Comfort was just that and it’s lighter feel is appreciated in low-speed situations, especially parking.
Kia being Kia, they are constantly honing and retooling their products and that holds true on the 2014 Forte with a revised MacPherson front suspension system with larger bushings. At the back, the torsion beam suspension has been tuned to match the stiffer body platform and the wider stance of the tire footprint.
Kia skews its vehicles towards European ride/handling partly because Kias are very popular over there thus we get the benefit of that engineering.
The car I drove was a U.S.-spec EX Plus which more closely equates to the SX model we will get in Canada.
My co-driver and I covered a lot of ground to the north and east of Phoenix, much of it on freeways with a nice mix of mountain roads thrown in.
With the extra torque of the 2.0-litre, the Forte was quick off the ramp onto the highway and I could pick my spot even with traffic moving around 80 mph. Lane changes were made without effort with the torque coming on song right when it was needed.
Up in the mountains, we were as high as 4,938 feet at one point with the ascent steep enough to cause our ears to pop all the way to the top.
Once again it was the torque that made the difference with no howl of protest from the engine and the transmission shifting back and forth depending on the grade with the actual shift barely noticeable and that mostly because of the change in sound of the motor.
Everybody now knows about Peter Schreyer, the styling guru Kia stole from Audi and how he literally changed the face of Kia with his signature “tiger mouth” grille and liquid bodylines.
I first met him four years ago at the launch of the first generation Forte, which was the first Kia to sport the Schreyer look.
This time the Forte is 5 mm wider, 25 mm lower and wheelbase has been increased to 2,700 mm, just the palate Schreyer needed for the next generation look.
The grille retains the signature shape but it has more glam adding to the overall it-looks-luxury image the Forte carries.
The luxury sedan look is enhanced by available LED lighting that flank the grille as well as available high-intensity discharge (HID) headlights.
The swept-back, lower roofline and very strong character line on the flanks make the Forte appear sporting for a humble econo sedan.
But where the real econo-as-luxury DNA of the Forte really comes through is in the cabin.
Imagine available 10-way heated and cooled front driver’s seat, heated back seats and a heated steering wheel with controls for all the major functions like phone, audio and cruise.
There are several interior material choices and you can have carbon fibre look accents if you chose.
Other available luxury items include climate control, air ionizer, enhanced LCD/TFT Supervision cluster, smart key push button start/stop, proximity puddle lighting, navigation and rear air ventilation.
Standard features include Bluetooth hands-free connectivity, satellite radio, power windows and locks, AUX/USB inputs, trip computer and acres of soft-touch materials.

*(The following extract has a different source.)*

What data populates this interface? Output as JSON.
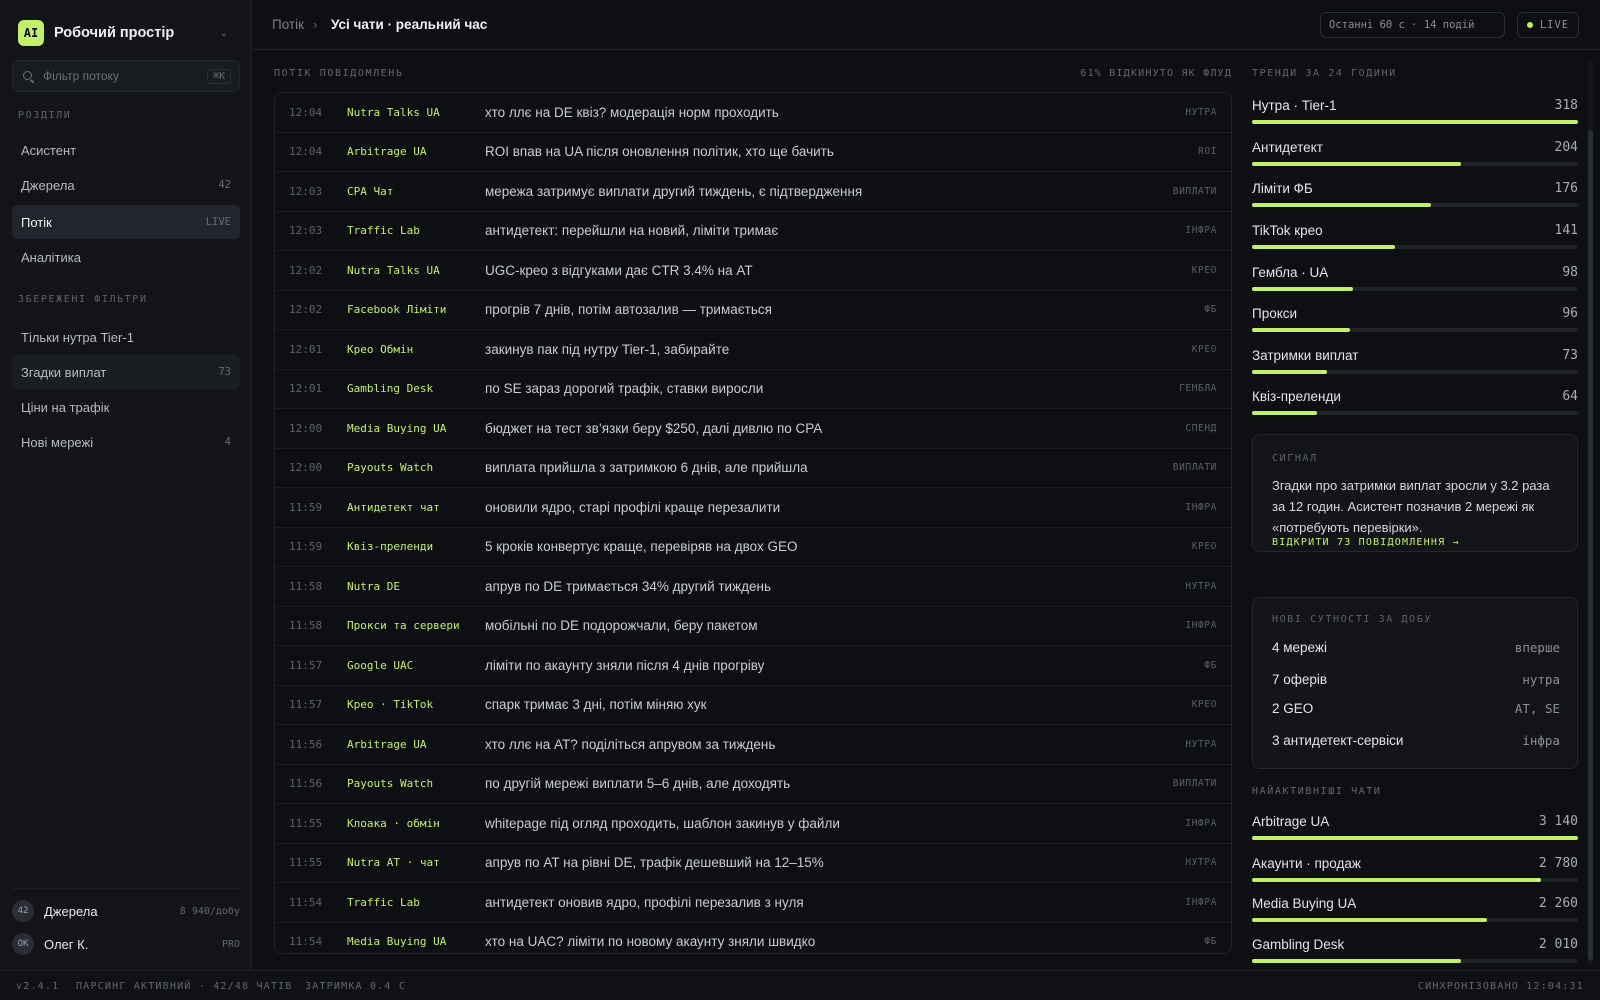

The Forte does not scrimp on safety with six-airbags, ABS with Brake Assist Control (BAS), Electronic Stability Control (ESC), Hill Assist Control (HAC) and standard Vehicle Stability Management (VSM) that automatically intervenes when it senses understeer or oversteer.

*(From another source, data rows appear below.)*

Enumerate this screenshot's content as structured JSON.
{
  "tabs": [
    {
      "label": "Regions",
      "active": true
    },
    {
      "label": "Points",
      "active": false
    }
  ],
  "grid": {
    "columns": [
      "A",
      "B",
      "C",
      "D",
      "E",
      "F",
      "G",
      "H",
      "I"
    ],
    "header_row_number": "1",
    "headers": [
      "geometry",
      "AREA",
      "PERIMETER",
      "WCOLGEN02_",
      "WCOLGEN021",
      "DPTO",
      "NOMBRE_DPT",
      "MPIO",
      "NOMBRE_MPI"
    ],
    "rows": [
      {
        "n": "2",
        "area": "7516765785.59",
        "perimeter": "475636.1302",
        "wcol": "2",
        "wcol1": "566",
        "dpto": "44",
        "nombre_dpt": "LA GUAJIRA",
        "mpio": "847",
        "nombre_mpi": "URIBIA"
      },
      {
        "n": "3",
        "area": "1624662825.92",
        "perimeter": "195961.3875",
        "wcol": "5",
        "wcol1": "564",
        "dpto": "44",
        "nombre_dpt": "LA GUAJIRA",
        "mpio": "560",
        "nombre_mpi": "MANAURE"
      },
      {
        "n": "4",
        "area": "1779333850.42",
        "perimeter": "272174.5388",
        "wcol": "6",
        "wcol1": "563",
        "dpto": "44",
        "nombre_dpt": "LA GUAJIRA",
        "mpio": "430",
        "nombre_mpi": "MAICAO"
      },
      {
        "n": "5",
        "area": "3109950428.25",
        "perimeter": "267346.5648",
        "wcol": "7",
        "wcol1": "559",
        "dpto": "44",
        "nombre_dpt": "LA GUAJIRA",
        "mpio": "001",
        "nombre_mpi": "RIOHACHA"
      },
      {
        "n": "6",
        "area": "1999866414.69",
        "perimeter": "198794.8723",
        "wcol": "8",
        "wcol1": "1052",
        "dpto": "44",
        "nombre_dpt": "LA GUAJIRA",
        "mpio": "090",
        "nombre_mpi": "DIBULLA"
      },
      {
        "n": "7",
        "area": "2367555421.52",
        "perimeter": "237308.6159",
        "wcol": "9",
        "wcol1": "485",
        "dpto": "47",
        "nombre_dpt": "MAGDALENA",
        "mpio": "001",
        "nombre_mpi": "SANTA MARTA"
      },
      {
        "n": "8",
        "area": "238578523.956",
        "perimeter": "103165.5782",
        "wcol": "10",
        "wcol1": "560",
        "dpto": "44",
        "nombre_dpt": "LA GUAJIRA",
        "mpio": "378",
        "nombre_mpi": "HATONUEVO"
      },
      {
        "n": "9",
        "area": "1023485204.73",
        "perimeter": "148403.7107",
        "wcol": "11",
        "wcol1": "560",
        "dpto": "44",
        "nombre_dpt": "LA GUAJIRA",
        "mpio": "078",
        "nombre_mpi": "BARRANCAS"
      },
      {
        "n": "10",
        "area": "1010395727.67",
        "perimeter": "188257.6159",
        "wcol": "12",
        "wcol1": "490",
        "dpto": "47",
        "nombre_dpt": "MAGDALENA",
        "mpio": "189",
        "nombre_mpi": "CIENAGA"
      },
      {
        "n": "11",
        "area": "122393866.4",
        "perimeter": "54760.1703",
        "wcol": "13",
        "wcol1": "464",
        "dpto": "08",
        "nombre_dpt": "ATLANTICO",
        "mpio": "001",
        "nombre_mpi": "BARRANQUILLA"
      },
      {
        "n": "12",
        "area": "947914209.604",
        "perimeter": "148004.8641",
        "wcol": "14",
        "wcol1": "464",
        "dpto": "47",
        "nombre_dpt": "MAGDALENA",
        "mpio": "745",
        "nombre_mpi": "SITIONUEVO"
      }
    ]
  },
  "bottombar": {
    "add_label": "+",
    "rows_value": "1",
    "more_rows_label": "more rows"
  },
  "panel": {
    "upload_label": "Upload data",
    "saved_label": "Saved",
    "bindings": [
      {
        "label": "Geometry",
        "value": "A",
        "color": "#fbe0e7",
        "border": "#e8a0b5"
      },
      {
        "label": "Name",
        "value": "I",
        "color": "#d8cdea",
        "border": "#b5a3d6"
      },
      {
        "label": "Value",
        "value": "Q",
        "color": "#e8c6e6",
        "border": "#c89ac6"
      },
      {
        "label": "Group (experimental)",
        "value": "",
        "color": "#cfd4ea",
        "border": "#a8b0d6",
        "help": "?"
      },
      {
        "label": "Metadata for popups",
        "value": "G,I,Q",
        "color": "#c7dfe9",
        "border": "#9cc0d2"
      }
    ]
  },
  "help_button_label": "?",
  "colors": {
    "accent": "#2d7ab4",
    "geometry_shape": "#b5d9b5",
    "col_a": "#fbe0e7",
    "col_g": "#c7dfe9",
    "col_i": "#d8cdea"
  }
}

The Forte has four-wheel disc brakes as standard where several of its main competitors have drums at the rear.
At this writing pricing has not been announced but I expect it to be very similar to the Hyundai Elantra with which it shares most of the mechanicals so figure $16,000-$26,000.
Fuel numbers have also not been finalized but the 1.8-litre should be the same as the Elantra (automatic) at 7.2/5.2L/100 km city/highway. The 2.0-litre is unique to the Forte so I’m not going to quess.
This is a very good-looking car with road manners above what one might expect from a small car.
The 2014 Forte really does lives up the Kia motto: The Power to Surprise.
Kia Forte Sedan 2014
Body Style: Compact four-door sedan.
Drive Method: front-engine, front-wheel-drive
Engine: 1.8-litre DOHC inline MPI four-cylinder (148 hp, 131 lb/ft), 2.0-litre DOHC inline GDI four-cylinder (173 hp. 154 lb/ft)
Fuel Economy: NA
Cargo Volume: 421 litres
Tow Rating: Not recommended
Jim Robinson, contributor